A couple years ago, Arts Services of WNY participated in “Arts and Economic Prosperity 5,” a data review and analysis of 126 cultural and not-for-profit organizations that proved that the arts heavily contributes to our region’s economic growth. The arts sector is a $352.1 million industry that supports all levels of employment, businesses of all sizes, cultural tourism, and the ever-important quality of life.
Slice that number down to one theatre and one production. “Kavinoky Theatre is an economic engine for a lot of businesses,” says the theatre’s executive artistic director Loraine O’Donnell. ‘Monty Python’s Spamalot,’ the second of two large-scale musicals on the theatre’s schedule this season, opens Friday, January 11. O’Donnell says the show costs more than $100,000 to produce, mostly spent two months before opening night, and mostly with local vendors and businesses. Places like DC Theatricks (for dozens of costumes, from tights and tunics to flowing robes), Scheule Paint Company (gallons of paint for David King’s elaborate set), area restaurants that craft dinner-theatre packages, and even the corner convenience store (ice ice, baby) play important cameo roles in this show.
“ ‘Spamalot’ is one of the largest musicals we’ve produced here,” O’Donnell says. “There are 19 actors on stage, plus a 10 piece orchestra, and four assistant stage managers to help the cast with more than 100 costume changes and plenty of scene changes, too.”
In other words, it takes a 12th century English village to make this production happen.

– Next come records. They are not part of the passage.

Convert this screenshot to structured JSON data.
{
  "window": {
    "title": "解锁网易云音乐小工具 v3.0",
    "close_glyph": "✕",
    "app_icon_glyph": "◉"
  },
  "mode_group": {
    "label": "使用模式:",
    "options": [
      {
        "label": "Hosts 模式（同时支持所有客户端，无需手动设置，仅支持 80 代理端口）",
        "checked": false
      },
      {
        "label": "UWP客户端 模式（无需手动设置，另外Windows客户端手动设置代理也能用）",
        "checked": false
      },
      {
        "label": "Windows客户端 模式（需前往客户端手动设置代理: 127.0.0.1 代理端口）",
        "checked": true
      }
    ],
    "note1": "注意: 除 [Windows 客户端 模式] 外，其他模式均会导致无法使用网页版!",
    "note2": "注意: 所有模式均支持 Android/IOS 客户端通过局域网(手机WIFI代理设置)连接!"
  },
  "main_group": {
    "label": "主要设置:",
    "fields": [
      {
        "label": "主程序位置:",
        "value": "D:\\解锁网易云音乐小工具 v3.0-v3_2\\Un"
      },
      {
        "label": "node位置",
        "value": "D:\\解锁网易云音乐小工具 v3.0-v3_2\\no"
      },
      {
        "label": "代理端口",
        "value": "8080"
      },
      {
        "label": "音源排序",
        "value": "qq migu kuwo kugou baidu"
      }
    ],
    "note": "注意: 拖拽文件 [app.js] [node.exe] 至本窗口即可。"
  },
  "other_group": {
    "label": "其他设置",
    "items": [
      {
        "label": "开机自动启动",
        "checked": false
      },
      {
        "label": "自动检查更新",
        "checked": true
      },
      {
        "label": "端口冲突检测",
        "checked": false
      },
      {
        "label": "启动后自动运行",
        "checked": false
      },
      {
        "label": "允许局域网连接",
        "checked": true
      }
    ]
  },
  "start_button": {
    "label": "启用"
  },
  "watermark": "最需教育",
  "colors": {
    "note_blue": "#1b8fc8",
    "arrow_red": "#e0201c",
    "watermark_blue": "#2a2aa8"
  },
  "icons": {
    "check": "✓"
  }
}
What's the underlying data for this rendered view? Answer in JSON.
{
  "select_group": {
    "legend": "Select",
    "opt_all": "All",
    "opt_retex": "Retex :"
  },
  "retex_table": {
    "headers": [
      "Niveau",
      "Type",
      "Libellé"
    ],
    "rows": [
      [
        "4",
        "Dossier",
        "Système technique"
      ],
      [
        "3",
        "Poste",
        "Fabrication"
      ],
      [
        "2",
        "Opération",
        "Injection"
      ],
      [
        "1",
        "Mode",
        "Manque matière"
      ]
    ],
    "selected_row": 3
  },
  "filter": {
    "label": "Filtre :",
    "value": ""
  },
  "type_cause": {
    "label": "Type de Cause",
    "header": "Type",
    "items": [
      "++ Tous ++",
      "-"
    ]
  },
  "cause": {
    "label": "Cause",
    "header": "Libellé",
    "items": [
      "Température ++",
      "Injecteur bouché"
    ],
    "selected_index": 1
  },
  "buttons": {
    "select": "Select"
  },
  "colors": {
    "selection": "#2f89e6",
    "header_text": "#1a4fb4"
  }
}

‘Spamalot’ is the stage adaptation inspired by the 1975 film ‘Monty Python and the Holy Grail.’ While Kavinoky isn’t the first theatre to produce the show locally, as the region’s largest producing house, its audience expects an extraordinary experience. This means hiring union musicians (“they’re the same musicians who play in the orchestra pit at Shea’s,” O’Donnell says), creating a visual experience to match, and hiring top-notch local actors, and crew. Or to paraphrase a song from the show “You Won’t Succeed in Buffalo if you don’t make it awesome.”
For O’Donnell, walking that tight rope between best quality and best value is a true balancing act. Ticket sales only provide part of the theatre’s income stream: the rest comes from private donors, corporate sponsors, and grants which are increasingly competitive to earn. “In this business, breaking even is considered a triumph,” O’Donnell says. “That’s why it’s so important to get people through the doors.”
Inspiring its audience with quality productions is at the heart of Kavinoky’s newly-defined mission to produce a mix of the classics, musicals and new works in order to expose our patrons and D’Youville students to the diverse creativity in all genres of theatre. O’Donnell says, “We’re going to continue to do two musicals a year. It helps grow the subscriber base and musicals bring in new people. Last season ‘Mamma Mia’s!” single ticket sales increased by 50%, and subscriptions increased by 20%.” While musicals have higher production expenses, O’Donnell says, “You have to spend money to make money.”
For ‘Spamalot,’ the Kavinoky has assembled a cast of some of Buffalo’s finest musical theatre talent: Gregory Gjurich as King Arthur, Louis Colaiacovo as Sir Robin, Dudney Joseph as Sir Galahad, Bobby Cooke as Sir Bedevere, Steve Copps as Sir Lancelot, Arin Lee Dandes as Patsy, and Michele Marie Roberts as The Lady of the Lake, with an ensemble including Kelly Copps, Arianne Davidow, Doug Weyand, and others, directed and choreographed by Lynne Kurdziel Formato.
As we might expect, the cast is enthusiastic about the production and the timeless Monty Python clever wordplay. “Yes, it’s great to be king in the kingdom of Kavinoky with such spectacular subjects…and nobody had to vote for me,” says Gregory Gjurich, borrowing a line from about his role as King Arthur. “I love the Monty Python movies. I aspire to any chance to work with Lynne, the Kavinoky, and plus they offered me the role, so I said hey OK! (That doesn’t happen often).” Similarly psyched is Michele Marie Roberts, otherwise known as The Lady of the Lake. “I’m a working mother of two from Kenmore, and I volunteer monthly at Bingo,” she says. So when Lynne Kurdziel Formato and Loraine O’Donnell ask you to play an egomaniac diva at the Kavinoky with an amazing cast, you do it.”
‘Spamalot’ is on stage from January 11 to Februarry 3. For tickets, call (716) 829-7668 or visit kavinokytheatre.com.
Categories: Cherie Messore Previews